Records for the exercise section start

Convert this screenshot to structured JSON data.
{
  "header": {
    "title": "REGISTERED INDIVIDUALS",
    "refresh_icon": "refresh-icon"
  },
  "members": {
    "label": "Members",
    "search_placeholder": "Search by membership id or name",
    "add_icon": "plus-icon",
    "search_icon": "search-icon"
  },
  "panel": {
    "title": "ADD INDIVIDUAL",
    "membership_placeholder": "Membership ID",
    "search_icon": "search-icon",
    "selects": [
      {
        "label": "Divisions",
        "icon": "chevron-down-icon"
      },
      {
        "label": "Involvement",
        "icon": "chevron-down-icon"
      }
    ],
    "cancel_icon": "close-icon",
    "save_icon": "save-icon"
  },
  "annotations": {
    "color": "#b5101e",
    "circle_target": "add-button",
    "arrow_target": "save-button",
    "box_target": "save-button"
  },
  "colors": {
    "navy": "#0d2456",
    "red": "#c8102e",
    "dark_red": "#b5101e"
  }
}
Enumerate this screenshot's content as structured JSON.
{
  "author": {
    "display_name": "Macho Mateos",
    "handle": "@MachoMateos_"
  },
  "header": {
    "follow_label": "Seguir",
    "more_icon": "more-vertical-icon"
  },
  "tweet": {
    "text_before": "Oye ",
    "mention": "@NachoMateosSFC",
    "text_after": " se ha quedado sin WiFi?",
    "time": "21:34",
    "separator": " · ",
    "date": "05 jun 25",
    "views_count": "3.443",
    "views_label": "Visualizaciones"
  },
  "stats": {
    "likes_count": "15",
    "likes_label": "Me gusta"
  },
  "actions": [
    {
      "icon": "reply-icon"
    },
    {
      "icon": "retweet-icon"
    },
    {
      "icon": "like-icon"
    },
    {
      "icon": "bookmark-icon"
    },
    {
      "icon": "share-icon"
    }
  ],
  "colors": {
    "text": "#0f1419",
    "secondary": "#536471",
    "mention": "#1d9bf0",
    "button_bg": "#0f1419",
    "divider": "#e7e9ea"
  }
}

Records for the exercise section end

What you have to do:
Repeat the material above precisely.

Written reply:
Convert this screenshot to structured JSON data.
{
  "header": {
    "title": "REGISTERED INDIVIDUALS",
    "refresh_icon": "refresh-icon"
  },
  "members": {
    "label": "Members",
    "search_placeholder": "Search by membership id or name",
    "add_icon": "plus-icon",
    "search_icon": "search-icon"
  },
  "panel": {
    "title": "ADD INDIVIDUAL",
    "membership_placeholder": "Membership ID",
    "search_icon": "search-icon",
    "selects": [
      {
        "label": "Divisions",
        "icon": "chevron-down-icon"
      },
      {
        "label": "Involvement",
        "icon": "chevron-down-icon"
      }
    ],
    "cancel_icon": "close-icon",
    "save_icon": "save-icon"
  },
  "annotations": {
    "color": "#b5101e",
    "circle_target": "add-button",
    "arrow_target": "save-button",
    "box_target": "save-button"
  },
  "colors": {
    "navy": "#0d2456",
    "red": "#c8102e",
    "dark_red": "#b5101e"
  }
}
Enumerate this screenshot's content as structured JSON.
{
  "author": {
    "display_name": "Macho Mateos",
    "handle": "@MachoMateos_"
  },
  "header": {
    "follow_label": "Seguir",
    "more_icon": "more-vertical-icon"
  },
  "tweet": {
    "text_before": "Oye ",
    "mention": "@NachoMateosSFC",
    "text_after": " se ha quedado sin WiFi?",
    "time": "21:34",
    "separator": " · ",
    "date": "05 jun 25",
    "views_count": "3.443",
    "views_label": "Visualizaciones"
  },
  "stats": {
    "likes_count": "15",
    "likes_label": "Me gusta"
  },
  "actions": [
    {
      "icon": "reply-icon"
    },
    {
      "icon": "retweet-icon"
    },
    {
      "icon": "like-icon"
    },
    {
      "icon": "bookmark-icon"
    },
    {
      "icon": "share-icon"
    }
  ],
  "colors": {
    "text": "#0f1419",
    "secondary": "#536471",
    "mention": "#1d9bf0",
    "button_bg": "#0f1419",
    "divider": "#e7e9ea"
  }
}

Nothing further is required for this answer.